On April 15 and 16, 2009, Wake Forest University hosted top admissions officers and leading researchers from Berkeley, Duke, Harvard, Ohio State, Princeton, Texas, Virginia, Yale and other universities along with the director of data research for U.S. News & World Report for the Rethinking Admissions conference.
Participants presented papers and discussed research on standardized testing, diversity, creativity, college ratings and how to evaluate success in college. The two-day event was followed by a public lecture on April 21, featuring Robert Sternberg, Dean of Tufts University, who reported on Tuft’s experiment with essay questions as predictors of success in college.
University admissions policies, and the tools used in the process, are complex and raise a number of interesting research questions. What role should standardized testing play in admissions practices? How well does high-school GPA and class rank predict college grades and graduation? How should personal promise for creativity and leadership be evaluated? How heavily should extracurricular accomplishments be weighed? What is the best way to craft a class for academic excellence and social diversity?
Reports from some of America’s top academicians, research scientists, and administrative leaders in higher education revolved around these critical subjects. Admissions officers from Duke University, Harvard University, Spelman College, Tufts University, University of Virginia, University of Texas at Austin, and Wake Forest University joined scholars from Bowling Green State University, Princeton University, Ohio State University, University of California at Berkeley, and the University of Georgia. Author Daniel Golden, who won the Pulitzer Prize for a series of articles he wrote on inequities in college admissions, delivered the keynote address on April 15. His presentation titled Slumdog Ivy Leaguer, drew parallels between the obstacles faced by low-income students trying to get into Ivy League schools and the homeless hero in the Academy Award-winning movie Slumdog Millionaire.

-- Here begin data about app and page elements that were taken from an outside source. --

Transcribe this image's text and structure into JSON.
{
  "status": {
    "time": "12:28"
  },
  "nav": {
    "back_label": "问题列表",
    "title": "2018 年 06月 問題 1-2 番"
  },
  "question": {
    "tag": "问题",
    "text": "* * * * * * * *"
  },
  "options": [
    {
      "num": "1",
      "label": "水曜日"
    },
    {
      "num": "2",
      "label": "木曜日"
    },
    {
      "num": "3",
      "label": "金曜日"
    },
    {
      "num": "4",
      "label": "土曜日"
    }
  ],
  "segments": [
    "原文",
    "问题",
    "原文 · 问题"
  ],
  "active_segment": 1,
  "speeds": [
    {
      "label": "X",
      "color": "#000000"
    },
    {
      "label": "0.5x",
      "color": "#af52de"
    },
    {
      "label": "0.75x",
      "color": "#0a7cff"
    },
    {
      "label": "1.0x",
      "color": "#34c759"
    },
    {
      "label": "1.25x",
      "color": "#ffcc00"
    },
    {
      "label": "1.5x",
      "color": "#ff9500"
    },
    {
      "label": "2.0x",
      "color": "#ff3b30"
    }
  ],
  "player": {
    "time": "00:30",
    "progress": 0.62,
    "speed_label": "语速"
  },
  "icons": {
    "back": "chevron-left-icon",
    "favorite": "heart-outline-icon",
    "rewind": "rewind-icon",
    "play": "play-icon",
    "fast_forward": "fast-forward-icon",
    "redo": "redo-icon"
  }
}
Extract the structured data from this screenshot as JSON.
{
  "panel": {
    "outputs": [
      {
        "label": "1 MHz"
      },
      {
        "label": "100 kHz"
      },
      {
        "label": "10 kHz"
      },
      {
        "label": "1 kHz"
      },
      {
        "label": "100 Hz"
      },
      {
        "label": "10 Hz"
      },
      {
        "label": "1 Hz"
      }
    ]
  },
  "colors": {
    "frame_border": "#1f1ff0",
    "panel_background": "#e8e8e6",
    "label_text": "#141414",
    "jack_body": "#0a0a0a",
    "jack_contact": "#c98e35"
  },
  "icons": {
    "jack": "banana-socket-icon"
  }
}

In session 1, two panels reported on the experiences of public and private universities with standardized tests. Topics included new findings on the predictive power of the SAT by gender, race and family socioeconomic status (SES) and the effects of going SAT optional on both the social diversity and academic quality of undergraduates. Research also was presented from the only national, empirical study to date by independent academics on the validity of the new SAT.
Session 2 examined the challenges of crafting a class, with particular emphasis on the academic and social goals of admissions. Daniel Golden, former Deputy Bureau Chief for the Wall Street Journal, and author of The Price of Admissions (2006), gave the Keynote Address in the afternoon.
Sessions 3 and 4 assessed the role of the high school record and admissions interviews, and discussed predicting creativity. Presentations focused on evaluating student success in college. How do we measure student success? Are there alternatives to graduation rates and the college GPA? In turn, how does one measure the value-added provided by a college education? In the conference’s final session, the dean of admissions at Yale, an outspoken critic of commercial magazine college rankings, exchanged views with U.S. News & World Report’s director of data research, and the economics professor who developed Forbes new college ratings system. They delved into the question of how much consumer magazine rating reports actually tell us about the quality of America’s colleges, and the role they play in student success.